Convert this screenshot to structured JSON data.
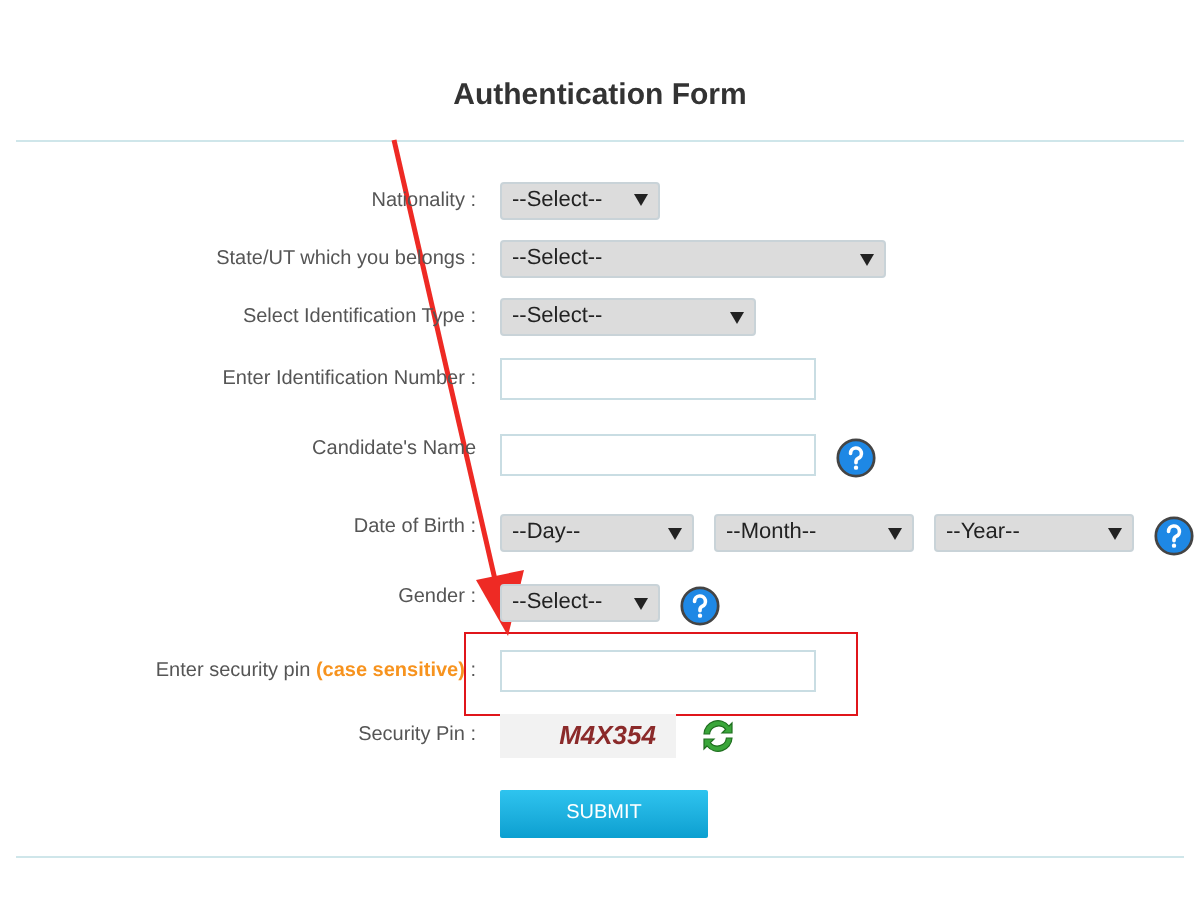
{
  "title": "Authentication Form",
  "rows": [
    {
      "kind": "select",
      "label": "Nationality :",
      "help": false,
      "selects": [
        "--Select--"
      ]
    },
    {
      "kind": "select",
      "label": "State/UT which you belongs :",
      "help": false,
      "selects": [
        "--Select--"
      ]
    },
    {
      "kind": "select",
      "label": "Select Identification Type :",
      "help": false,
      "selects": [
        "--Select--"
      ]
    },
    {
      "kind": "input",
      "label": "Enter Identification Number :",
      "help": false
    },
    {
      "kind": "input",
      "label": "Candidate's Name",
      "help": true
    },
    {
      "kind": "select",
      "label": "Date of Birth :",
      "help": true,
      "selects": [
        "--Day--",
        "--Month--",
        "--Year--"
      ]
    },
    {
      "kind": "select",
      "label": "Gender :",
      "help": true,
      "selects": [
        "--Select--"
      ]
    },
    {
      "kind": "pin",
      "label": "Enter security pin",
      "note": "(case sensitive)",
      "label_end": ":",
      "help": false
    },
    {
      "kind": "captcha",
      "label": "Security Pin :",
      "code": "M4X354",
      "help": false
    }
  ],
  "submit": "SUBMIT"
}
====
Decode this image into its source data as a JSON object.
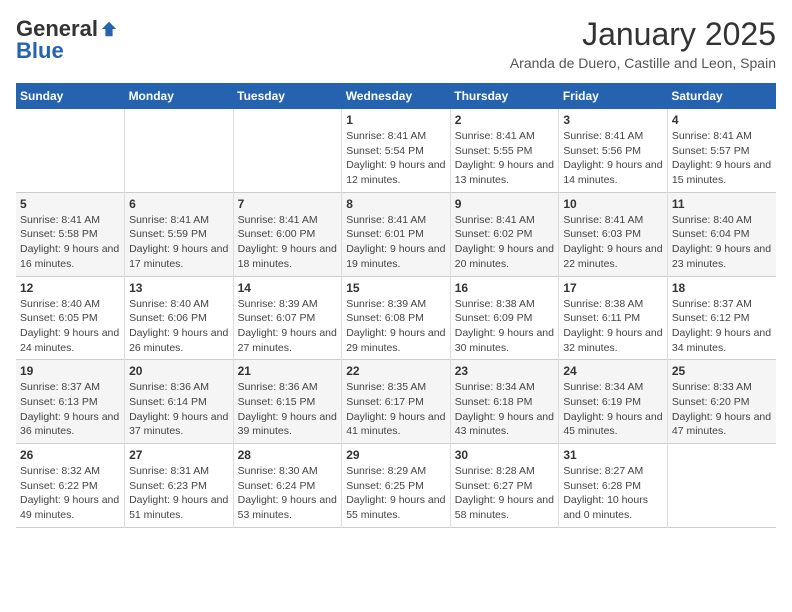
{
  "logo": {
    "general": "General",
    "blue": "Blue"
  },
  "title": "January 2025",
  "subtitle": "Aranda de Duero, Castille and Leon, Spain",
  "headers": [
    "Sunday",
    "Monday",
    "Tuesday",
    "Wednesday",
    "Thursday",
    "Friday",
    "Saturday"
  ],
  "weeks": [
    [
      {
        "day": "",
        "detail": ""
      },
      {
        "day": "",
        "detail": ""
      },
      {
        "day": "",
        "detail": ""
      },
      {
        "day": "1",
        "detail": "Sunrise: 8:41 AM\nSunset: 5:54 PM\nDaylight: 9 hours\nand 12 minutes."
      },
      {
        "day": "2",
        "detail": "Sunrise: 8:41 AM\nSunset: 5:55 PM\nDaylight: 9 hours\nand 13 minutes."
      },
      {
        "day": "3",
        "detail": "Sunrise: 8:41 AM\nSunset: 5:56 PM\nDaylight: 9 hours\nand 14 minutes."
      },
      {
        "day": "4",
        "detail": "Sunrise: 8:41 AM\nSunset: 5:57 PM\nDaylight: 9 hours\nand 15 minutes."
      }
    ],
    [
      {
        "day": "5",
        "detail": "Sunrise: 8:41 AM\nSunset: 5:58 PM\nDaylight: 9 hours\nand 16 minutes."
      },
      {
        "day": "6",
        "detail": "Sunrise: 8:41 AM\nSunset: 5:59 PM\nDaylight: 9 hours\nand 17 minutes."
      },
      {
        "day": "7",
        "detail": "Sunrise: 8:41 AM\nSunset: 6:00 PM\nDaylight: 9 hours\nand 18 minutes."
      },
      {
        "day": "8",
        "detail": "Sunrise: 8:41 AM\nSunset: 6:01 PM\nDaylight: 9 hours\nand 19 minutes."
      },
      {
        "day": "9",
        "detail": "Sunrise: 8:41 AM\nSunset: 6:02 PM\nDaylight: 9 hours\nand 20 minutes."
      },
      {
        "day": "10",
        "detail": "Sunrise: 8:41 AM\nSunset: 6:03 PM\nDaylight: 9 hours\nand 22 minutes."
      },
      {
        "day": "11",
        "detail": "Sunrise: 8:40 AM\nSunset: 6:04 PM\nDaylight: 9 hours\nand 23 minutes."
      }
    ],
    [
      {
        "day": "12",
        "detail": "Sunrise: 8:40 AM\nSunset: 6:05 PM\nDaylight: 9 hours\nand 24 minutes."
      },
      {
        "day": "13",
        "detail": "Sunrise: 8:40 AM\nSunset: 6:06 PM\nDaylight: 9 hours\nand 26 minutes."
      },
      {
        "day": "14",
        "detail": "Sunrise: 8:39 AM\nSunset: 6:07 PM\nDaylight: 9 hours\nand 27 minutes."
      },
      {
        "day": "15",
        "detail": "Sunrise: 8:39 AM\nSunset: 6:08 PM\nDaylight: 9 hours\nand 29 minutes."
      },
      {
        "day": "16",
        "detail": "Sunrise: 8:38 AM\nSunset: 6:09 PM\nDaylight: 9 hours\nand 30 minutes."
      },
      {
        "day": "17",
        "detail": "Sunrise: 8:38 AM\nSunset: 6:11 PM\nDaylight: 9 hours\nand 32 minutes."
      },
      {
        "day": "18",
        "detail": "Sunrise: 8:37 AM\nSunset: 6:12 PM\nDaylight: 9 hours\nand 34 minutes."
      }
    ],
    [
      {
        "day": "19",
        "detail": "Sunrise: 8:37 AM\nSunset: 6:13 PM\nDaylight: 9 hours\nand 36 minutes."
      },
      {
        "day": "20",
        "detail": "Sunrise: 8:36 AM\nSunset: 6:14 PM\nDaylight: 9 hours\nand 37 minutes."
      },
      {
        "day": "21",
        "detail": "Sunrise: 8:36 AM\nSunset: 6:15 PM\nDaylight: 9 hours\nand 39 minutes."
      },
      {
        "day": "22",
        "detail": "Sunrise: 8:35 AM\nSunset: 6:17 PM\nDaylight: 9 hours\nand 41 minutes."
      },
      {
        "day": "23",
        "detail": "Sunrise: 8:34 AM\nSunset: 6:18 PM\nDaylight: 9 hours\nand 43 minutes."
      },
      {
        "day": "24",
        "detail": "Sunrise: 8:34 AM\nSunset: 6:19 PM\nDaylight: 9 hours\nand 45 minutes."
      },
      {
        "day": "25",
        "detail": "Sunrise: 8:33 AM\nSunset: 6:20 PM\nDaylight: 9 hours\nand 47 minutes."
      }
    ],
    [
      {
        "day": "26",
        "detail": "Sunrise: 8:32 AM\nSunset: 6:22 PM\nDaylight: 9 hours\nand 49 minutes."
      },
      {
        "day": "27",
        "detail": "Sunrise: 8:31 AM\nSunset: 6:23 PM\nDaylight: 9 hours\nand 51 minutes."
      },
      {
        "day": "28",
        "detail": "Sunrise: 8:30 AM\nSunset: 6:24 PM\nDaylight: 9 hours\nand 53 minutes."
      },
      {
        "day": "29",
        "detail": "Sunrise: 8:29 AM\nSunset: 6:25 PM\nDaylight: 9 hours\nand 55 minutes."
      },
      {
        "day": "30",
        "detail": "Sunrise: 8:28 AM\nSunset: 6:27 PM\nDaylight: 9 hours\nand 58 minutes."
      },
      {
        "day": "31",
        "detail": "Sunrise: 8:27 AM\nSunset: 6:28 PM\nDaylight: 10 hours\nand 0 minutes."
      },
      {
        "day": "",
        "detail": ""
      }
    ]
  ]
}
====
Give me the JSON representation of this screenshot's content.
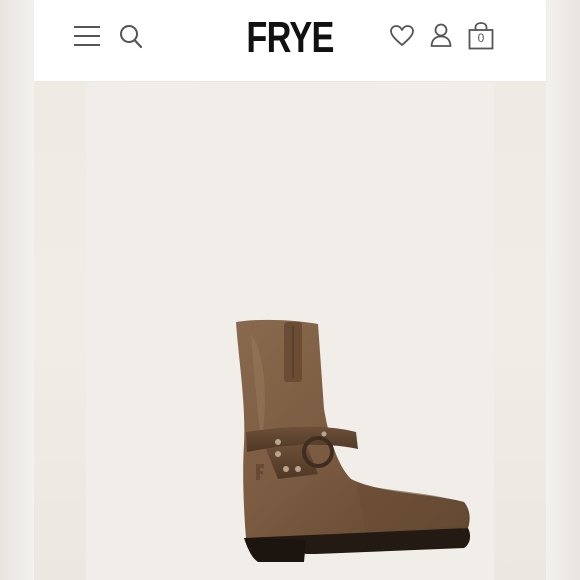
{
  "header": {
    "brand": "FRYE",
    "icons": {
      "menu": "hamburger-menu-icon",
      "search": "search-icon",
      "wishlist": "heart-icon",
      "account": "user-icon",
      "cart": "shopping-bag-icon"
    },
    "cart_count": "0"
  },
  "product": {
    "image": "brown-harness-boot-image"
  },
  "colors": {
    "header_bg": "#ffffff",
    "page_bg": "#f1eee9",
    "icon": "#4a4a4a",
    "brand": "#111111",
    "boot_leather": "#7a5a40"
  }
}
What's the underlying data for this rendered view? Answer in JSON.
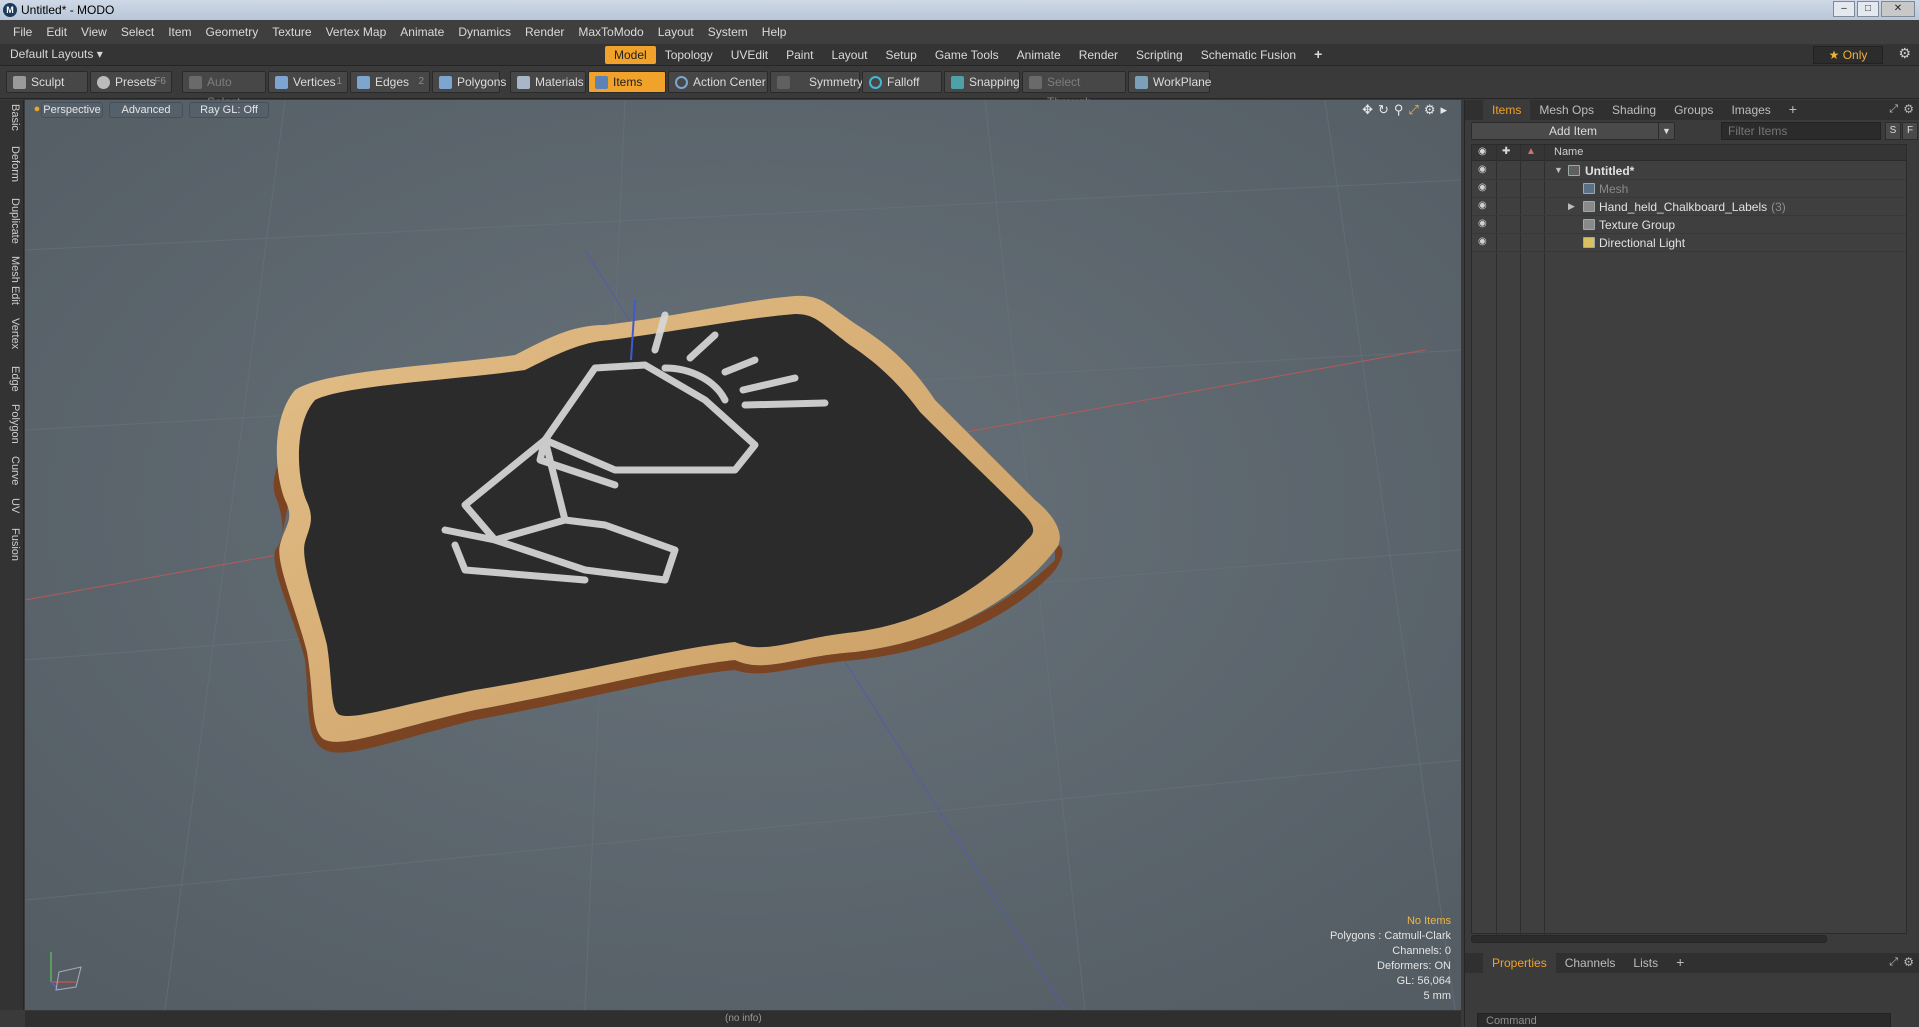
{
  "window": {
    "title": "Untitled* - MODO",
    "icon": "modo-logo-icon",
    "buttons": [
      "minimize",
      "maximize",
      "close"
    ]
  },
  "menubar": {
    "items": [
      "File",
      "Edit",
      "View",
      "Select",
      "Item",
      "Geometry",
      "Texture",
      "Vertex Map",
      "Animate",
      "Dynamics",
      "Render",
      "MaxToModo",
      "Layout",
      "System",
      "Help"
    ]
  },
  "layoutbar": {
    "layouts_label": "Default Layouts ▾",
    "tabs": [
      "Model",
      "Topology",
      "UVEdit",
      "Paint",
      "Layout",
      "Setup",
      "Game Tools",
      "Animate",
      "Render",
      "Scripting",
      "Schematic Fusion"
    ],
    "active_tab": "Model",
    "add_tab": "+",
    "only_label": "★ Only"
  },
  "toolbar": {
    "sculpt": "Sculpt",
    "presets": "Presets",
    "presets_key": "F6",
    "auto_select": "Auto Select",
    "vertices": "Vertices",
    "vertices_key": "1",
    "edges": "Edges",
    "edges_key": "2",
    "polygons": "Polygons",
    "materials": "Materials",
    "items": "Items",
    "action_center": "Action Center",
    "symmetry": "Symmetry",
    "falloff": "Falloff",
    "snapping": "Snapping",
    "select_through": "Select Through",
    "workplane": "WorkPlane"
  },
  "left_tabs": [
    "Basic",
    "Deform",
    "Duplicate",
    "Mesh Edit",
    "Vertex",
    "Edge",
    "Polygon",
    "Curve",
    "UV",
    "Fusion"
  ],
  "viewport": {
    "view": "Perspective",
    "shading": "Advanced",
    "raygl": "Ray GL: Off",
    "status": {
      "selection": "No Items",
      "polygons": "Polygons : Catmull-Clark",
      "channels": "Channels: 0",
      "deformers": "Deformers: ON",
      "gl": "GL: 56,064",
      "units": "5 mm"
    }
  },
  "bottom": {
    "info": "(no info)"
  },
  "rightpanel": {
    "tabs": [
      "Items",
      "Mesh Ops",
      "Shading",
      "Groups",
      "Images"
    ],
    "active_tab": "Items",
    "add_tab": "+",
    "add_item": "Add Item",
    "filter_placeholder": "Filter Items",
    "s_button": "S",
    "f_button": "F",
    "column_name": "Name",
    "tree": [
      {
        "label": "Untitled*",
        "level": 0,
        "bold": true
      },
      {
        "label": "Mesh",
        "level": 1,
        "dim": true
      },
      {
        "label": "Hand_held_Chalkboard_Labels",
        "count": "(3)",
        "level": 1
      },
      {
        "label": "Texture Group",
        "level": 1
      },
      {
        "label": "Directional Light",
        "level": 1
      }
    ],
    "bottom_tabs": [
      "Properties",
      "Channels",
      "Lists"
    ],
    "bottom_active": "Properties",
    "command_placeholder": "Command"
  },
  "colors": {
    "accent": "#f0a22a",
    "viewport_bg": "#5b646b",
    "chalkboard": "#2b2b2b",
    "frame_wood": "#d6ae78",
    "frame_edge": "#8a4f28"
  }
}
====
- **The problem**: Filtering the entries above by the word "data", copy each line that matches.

- **Solved problem**:
Convert this screenshot to structured JSON data.
Decode this image into its source data as a JSON object.
What's the underlying data for this rendered view? Answer in JSON.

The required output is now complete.